So, I don’t really have the desire to write full-length reviews of all the books, movies, and restaurants that come in and out of my life.  I know my three readers will be horribly disappointed by this, but you’ll have to learn to cope somehow.  Therefore, in a move that takes me one step closer to living my life as an 800-pound man living in bed permanently and washing myself with a rag on a stick I have decided to give into my laziness and write snapshot reviews you three can know what I’ve been reading.

My Life as a 10-year-old Boy by Nancy Cartwright
Grade: B-

I’m an avid fan of the Simpsons, and jumped at the chance to read/listen to this book.  The audiobook version, which I purchased, is read by Nancy herself, which makes for a bit more enjoyment as Nancy breaks into her various character voices.  Nancy is one of the best voice talents in the industry, but a writer she’s not.  This sloppy, manic, and VERY boastful book chronicles the meteoric rise of the Simpson’s star and includes a great deal of information about the behind-the-scenes business that makes this the longest-running animated show in history.  Cartwright’s performance on the book sound very forced, which, for someone who makes their living behind the microphone as voice talent, strikes me as rather amusing.  The tone and voice of the writing are uneven.  I enjoyed the book, but at the end, found myself wishing for more of the meat of Nancy’s experiences–including her interactions with some of the biggest stars in the industry–and less about her time growing up near Dayton, Ohio.

The Seventh Seal by Jessica and Richard D. Draper
Grade: C-

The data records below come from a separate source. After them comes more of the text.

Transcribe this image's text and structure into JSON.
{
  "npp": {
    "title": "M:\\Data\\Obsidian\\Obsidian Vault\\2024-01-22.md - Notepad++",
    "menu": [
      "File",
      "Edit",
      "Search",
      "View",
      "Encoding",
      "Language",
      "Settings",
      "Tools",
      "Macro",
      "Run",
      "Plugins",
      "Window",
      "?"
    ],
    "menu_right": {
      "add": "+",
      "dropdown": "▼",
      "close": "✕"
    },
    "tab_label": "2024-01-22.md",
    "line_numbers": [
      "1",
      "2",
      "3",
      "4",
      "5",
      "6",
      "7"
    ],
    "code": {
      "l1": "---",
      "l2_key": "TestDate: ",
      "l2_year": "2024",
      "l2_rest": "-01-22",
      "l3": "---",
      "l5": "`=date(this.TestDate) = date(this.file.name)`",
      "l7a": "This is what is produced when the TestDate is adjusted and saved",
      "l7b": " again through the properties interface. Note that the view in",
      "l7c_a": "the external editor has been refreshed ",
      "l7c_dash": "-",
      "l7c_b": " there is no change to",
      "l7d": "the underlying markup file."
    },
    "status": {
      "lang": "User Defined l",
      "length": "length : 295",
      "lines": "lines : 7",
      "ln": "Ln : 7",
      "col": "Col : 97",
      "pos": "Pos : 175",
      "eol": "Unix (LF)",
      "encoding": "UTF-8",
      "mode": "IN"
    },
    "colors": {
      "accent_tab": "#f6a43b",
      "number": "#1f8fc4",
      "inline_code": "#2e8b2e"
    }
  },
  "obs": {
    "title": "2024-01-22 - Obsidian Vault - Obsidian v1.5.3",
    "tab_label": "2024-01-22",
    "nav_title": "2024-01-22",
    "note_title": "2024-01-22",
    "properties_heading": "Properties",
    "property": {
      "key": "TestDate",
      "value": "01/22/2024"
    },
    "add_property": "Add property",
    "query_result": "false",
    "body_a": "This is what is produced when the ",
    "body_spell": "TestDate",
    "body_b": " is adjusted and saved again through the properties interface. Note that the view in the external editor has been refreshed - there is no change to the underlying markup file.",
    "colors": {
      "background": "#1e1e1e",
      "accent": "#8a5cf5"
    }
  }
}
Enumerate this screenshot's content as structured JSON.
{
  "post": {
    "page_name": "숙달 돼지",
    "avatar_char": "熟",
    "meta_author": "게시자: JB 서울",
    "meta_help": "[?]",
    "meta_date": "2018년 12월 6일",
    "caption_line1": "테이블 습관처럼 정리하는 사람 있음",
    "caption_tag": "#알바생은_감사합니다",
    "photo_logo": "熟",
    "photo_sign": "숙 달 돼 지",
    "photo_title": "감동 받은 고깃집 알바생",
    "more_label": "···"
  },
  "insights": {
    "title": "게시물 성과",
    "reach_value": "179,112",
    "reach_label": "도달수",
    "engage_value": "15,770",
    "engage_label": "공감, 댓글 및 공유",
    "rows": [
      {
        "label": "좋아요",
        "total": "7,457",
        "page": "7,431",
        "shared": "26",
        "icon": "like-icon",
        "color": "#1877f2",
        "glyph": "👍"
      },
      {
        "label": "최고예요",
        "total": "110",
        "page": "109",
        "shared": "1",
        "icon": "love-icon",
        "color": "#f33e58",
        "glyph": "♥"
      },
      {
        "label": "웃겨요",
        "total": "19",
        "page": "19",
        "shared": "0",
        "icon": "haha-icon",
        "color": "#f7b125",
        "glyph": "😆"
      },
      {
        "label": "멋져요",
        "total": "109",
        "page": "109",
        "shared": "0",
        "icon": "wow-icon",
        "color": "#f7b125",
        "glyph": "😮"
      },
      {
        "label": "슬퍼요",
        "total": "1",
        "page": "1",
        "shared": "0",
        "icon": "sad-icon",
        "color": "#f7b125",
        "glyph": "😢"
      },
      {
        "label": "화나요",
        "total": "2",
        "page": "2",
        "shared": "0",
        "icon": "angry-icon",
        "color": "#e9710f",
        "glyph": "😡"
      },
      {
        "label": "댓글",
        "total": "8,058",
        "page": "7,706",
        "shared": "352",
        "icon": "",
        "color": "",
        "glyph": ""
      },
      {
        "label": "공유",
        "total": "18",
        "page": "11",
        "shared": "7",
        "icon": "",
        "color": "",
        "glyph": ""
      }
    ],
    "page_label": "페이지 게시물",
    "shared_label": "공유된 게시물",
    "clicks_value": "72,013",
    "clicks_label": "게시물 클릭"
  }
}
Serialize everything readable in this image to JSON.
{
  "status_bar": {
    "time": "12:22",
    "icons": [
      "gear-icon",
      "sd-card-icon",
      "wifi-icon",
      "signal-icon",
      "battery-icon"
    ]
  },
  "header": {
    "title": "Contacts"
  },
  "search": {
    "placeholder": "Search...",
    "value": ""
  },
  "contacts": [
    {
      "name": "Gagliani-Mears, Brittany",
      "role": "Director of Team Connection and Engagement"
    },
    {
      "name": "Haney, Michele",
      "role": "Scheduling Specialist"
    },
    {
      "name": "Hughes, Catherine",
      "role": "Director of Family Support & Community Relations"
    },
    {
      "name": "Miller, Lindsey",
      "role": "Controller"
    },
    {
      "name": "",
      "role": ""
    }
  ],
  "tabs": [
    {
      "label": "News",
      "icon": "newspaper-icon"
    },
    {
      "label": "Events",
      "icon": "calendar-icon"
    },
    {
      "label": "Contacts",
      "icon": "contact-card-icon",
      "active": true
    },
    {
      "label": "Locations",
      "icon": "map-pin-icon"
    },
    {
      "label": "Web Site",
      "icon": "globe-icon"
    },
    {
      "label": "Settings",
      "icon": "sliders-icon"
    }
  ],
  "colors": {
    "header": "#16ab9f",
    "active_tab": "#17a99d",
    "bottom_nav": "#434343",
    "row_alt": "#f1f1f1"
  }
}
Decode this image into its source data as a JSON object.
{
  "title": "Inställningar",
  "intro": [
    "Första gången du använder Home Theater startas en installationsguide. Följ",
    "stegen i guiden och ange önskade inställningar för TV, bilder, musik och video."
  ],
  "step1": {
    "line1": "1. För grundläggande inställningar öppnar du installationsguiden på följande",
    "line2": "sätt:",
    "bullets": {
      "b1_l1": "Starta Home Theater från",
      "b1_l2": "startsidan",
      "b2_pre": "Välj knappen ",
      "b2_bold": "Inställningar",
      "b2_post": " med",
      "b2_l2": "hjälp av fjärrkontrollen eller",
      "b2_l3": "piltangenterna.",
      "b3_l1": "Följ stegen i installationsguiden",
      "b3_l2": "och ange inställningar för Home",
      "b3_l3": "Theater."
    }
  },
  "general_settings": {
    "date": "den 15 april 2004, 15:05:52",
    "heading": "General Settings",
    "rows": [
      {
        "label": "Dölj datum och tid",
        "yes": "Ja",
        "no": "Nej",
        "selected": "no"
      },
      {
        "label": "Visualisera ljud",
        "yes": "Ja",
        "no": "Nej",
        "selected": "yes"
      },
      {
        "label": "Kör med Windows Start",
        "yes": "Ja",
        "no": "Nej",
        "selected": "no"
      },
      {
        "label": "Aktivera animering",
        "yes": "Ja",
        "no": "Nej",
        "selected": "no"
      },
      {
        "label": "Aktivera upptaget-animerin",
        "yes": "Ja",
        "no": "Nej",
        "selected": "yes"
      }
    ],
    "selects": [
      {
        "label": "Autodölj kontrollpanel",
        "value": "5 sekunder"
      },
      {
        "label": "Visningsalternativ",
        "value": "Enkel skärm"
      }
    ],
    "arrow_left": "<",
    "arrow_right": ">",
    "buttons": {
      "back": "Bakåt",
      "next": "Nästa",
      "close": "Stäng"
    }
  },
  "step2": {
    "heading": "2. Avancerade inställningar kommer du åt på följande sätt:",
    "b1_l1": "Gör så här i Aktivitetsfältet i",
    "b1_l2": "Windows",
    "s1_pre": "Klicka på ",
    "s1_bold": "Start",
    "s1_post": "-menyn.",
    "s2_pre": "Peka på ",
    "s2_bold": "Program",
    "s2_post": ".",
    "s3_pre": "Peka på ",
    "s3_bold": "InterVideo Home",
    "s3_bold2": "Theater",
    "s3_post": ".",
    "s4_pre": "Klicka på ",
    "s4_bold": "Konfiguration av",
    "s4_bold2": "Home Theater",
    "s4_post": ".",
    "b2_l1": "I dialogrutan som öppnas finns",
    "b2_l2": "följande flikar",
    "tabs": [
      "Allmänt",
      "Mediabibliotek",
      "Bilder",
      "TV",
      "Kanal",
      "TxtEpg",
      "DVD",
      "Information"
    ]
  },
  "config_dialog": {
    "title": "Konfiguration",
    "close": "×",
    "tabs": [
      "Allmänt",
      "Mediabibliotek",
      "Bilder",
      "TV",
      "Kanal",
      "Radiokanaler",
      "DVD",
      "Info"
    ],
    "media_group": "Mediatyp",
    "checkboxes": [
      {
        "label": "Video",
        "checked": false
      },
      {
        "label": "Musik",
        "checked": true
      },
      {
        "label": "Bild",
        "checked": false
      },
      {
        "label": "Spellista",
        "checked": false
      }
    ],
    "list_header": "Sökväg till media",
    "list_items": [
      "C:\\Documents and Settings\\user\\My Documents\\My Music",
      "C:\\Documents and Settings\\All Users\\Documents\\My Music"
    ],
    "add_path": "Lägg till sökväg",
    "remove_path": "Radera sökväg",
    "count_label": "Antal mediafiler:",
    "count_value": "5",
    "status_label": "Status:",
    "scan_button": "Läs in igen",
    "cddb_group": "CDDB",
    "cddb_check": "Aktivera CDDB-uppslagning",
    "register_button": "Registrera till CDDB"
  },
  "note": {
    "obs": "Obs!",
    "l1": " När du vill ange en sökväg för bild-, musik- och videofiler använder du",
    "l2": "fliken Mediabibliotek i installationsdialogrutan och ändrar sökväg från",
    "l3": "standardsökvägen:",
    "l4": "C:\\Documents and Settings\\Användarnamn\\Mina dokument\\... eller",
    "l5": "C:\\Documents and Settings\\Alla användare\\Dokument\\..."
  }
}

I really wanted to like this book.  I really did.  Published by the LDS publishing house, Covenant, this massive novel makes the mistake of trying to be all things to all people, and in most cases, it fails miserable.  The time is in the very near future, and the “signs of the times” are continuing–the same sort of things that are happening now, just slightly more severe.  A biotech company creates a vaccine for all disease which ends up creating a situation where the cure really is worse than the disease.  This book just doesn’t flow.  The main story line gets interrupted by vignettes  including characters that aren’t a part of the storyline in any way shape or form and that serve no purpose other than to spew forth preachy (and boring) scriptural exposition.  The main story is inventive, strong, and follows the everyman-turned-wanted-hero motif of many enjoyable modern novels.  It’s just so broken, disjointed, and choppy.  Some copious editing and a tone that isn’t an orgy of self-righteous Sunday School would have turned this book into a nice read.

Movie Review:

HOT FUZZ – Rated R for language and graphic violence (used to a comic effect)
Grade: A

Straight-laced cop gets shuffled off to a podunk down and partnered with a complete git of a partner, and ends up saving the day.  It sounds like the basis of one of the worst cop movies ever, but the makers of this film have managed to parody films like the awful Point Break or Bad Boys II with real wit, charm, and obvious affection for their targets.  Acting is superb, the style is sharp and witty, and the script is brilliant.  This film manages to be riotously funny without being hammy, sentimental without being sappy, and it’s always done with smarts and skill.  I’ve not laughed this hard at a movie for a long, long time.  I’d even pay to see it again in the theater–and considering I’ve only got $12 in my checking account right now, that’s saying something!